Difference Between Methodists and Baptists in Points
- Baptists exclusively baptize adults and youth who are capable of understanding faith, whereas Methodists baptize infants.
- Methodists practice baptism by immersion, sprinkling, and pouring, but Baptists only practice baptism through immersion.
- Methodists practice open confession, which is open to everybody, whereas Baptists practice closed communion.
- Methodists have Episcopal hierarchies of governance, whilst Baptists have congregational autonomy.
- Methodists delegate authority to bishops to designate pastors to churches, whereas Baptists allow communities to select their pastors.
- Methodists think that salvation is a choice, whereas Baptists believe that once saved, a person is always saved and cannot fall from grace.
- Methodists are less fundamentalist in general, whereas Baptists are largely fundamentalists.

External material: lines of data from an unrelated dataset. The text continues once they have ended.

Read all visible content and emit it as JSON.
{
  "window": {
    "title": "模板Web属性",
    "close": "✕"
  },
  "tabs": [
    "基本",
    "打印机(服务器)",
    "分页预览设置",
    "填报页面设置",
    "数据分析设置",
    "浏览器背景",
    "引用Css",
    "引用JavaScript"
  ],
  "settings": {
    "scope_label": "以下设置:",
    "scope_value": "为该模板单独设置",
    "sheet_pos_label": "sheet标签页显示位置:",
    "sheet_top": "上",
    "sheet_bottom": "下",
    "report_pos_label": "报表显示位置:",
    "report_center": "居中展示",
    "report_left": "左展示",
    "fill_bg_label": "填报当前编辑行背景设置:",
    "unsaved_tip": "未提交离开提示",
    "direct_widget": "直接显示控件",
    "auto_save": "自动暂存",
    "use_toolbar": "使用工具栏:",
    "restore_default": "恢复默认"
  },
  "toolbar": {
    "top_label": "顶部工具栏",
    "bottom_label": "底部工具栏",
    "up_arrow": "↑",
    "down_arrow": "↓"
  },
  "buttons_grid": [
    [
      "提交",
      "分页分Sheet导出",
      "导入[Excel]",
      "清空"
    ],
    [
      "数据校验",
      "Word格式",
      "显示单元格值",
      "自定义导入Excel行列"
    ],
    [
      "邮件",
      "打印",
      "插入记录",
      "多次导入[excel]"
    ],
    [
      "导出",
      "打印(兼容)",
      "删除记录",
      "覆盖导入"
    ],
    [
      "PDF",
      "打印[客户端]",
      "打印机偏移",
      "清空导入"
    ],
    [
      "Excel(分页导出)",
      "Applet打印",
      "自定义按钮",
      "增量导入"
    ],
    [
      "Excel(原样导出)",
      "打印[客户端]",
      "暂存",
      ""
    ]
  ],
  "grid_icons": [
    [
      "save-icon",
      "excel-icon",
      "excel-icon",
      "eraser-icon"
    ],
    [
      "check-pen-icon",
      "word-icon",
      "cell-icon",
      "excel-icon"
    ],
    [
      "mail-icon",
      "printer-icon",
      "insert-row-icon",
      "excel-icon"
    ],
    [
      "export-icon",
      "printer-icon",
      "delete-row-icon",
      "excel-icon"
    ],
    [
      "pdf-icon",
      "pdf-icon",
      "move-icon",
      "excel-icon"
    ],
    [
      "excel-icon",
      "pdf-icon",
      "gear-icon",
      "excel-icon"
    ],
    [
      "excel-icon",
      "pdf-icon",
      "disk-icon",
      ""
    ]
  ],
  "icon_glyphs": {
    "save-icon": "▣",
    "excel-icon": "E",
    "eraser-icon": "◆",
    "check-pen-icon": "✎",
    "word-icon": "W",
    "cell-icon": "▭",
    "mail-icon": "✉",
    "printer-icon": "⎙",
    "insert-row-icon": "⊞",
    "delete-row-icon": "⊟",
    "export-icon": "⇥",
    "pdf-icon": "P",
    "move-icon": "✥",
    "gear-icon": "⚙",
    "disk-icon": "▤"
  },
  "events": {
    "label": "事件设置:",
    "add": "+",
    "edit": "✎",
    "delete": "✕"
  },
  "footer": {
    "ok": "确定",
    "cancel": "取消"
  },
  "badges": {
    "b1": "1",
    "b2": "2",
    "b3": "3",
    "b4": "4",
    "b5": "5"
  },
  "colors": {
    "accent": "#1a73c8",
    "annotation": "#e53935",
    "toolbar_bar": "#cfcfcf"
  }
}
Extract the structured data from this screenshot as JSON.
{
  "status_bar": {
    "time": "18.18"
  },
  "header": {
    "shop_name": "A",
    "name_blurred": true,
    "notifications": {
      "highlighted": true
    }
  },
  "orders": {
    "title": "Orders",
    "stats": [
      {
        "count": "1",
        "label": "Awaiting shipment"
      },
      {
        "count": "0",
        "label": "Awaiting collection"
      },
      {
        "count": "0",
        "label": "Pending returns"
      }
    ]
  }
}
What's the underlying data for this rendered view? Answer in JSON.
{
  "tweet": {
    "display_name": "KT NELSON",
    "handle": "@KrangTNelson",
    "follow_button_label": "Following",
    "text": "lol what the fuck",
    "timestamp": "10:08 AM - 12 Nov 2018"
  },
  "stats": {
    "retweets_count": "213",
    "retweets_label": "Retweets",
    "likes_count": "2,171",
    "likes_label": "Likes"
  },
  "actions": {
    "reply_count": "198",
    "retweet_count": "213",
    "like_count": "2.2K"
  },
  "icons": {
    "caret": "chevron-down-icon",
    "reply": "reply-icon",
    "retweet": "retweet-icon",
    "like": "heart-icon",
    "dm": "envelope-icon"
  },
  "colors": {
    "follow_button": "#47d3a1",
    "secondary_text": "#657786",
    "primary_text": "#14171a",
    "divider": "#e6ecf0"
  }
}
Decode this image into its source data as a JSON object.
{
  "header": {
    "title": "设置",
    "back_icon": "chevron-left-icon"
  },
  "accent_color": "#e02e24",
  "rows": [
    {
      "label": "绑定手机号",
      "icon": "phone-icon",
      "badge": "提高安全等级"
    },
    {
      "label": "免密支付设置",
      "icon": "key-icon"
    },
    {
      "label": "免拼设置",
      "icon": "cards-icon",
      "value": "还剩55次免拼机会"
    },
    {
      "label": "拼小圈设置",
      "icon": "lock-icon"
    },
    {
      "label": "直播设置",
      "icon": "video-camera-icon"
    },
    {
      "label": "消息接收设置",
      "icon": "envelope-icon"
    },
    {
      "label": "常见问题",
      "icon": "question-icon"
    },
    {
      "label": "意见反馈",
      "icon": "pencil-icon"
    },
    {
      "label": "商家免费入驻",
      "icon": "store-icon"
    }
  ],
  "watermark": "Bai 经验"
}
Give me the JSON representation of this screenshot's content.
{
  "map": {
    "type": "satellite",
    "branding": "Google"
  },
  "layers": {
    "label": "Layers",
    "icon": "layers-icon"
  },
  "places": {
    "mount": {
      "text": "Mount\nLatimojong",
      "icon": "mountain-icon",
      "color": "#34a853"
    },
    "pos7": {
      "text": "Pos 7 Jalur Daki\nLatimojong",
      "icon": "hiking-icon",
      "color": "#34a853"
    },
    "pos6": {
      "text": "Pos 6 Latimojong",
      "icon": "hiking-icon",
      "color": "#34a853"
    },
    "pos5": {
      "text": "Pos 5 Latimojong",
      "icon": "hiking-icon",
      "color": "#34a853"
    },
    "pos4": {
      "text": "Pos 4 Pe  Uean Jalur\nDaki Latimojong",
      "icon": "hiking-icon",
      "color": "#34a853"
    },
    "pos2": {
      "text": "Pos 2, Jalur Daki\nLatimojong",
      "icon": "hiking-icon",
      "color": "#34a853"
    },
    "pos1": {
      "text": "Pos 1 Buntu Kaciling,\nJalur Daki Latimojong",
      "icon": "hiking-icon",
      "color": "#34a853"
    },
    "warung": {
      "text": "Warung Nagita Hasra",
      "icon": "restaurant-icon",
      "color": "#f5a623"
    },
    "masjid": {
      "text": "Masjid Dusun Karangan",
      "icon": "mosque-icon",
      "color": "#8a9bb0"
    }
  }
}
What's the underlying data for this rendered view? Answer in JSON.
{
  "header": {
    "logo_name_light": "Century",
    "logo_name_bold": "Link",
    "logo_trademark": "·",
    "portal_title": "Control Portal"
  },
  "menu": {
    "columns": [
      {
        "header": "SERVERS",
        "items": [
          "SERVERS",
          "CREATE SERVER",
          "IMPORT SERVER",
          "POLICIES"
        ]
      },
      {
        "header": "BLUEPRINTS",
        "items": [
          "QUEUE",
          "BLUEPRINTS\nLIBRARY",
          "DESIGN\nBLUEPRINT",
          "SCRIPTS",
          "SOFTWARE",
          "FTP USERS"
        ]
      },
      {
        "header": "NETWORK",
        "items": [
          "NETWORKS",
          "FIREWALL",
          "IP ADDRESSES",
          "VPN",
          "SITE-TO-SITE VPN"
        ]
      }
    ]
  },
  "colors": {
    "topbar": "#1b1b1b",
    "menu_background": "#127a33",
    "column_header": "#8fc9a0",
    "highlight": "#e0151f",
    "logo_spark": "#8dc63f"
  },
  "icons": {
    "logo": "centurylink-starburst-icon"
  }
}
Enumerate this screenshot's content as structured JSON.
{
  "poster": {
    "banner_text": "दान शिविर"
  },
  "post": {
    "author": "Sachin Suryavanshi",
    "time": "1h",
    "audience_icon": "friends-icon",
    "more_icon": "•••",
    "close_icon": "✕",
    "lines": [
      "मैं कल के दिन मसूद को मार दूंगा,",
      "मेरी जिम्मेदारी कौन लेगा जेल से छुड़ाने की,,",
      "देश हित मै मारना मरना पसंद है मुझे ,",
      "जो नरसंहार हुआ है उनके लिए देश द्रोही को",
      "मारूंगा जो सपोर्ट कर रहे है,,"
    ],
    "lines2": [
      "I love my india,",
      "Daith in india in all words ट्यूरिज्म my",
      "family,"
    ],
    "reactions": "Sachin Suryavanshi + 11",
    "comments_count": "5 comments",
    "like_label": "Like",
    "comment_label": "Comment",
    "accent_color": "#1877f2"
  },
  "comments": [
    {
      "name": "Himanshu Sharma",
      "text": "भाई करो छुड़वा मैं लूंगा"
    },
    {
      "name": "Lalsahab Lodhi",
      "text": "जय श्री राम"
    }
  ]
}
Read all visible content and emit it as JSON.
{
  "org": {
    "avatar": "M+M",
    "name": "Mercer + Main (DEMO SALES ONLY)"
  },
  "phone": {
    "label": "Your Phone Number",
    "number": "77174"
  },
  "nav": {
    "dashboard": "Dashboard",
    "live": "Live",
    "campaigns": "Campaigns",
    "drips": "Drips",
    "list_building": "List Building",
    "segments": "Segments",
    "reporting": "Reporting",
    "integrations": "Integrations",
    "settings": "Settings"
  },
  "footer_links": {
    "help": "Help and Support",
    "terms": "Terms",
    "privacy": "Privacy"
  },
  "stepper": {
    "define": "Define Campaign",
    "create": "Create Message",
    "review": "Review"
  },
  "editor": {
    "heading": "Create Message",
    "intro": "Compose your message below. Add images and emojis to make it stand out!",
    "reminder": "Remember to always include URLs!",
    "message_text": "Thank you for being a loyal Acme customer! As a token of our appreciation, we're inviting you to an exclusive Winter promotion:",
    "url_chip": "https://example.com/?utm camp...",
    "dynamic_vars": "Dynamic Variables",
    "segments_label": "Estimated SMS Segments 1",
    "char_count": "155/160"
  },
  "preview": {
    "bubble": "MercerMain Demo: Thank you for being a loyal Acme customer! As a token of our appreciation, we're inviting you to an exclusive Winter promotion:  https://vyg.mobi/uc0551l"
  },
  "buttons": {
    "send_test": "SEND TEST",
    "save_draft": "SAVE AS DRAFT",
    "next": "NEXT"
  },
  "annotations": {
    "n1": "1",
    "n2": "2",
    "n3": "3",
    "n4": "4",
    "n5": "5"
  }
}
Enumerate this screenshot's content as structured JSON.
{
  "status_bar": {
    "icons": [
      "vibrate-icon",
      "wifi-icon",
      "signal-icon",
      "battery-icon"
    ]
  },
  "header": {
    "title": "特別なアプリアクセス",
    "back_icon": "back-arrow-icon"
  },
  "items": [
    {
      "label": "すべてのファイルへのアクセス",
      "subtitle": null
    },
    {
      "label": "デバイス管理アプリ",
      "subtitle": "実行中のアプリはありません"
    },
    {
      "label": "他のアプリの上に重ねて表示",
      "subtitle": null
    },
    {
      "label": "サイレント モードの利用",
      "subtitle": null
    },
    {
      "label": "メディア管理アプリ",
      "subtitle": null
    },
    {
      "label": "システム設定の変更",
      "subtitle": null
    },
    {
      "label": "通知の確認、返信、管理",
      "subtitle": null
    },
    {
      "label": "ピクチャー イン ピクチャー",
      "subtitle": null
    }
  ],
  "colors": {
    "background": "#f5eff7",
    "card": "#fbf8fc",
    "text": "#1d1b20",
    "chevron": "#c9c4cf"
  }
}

Overall, we can say that Methodists and Baptists are Christian faiths that share many similarities but differ in their beliefs and practices. Both belief in God, the Bible, and Jesus as humanity's saviour. They both consider baptism and communion fundamental rites, but Methodists allow newborns, teens, and adults to be baptized. Baptists only administer baptism by immersion to confessing teenagers and adults, not infants. Closed communion is also practiced, with the table only open to baptized church members. Baptists are more self-sufficient and elect their pastors, while Methodists rely on bishops and Episcopal organizations. Baptists believe in God through the Bible, reason, tradition, and personal experience, while Methodists believe in God through reason, tradition, and personal experience.